--- DATA IN THIS EXERCISE Enclosed Below ---

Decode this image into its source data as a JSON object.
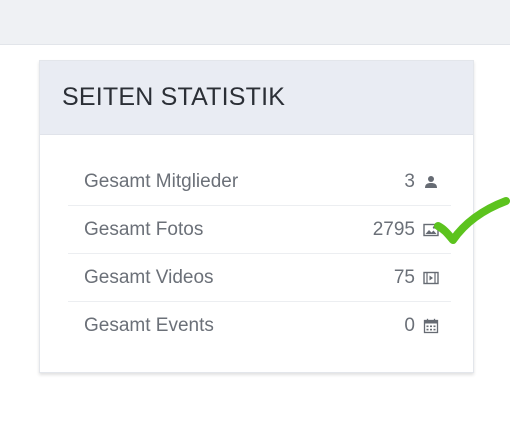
{
  "panel": {
    "title": "SEITEN STATISTIK"
  },
  "stats": [
    {
      "label": "Gesamt Mitglieder",
      "value": "3",
      "icon": "user-icon"
    },
    {
      "label": "Gesamt Fotos",
      "value": "2795",
      "icon": "image-icon"
    },
    {
      "label": "Gesamt Videos",
      "value": "75",
      "icon": "video-icon"
    },
    {
      "label": "Gesamt Events",
      "value": "0",
      "icon": "calendar-icon"
    }
  ],
  "colors": {
    "checkmark": "#5cc31e",
    "header_bg": "#e9ecf3",
    "text_muted": "#6b7078"
  }
}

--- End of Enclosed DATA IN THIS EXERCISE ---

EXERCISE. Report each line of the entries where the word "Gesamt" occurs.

TASK OUTPUT.
      "label": "Gesamt Mitglieder",
      "label": "Gesamt Fotos",
      "label": "Gesamt Videos",
      "label": "Gesamt Events",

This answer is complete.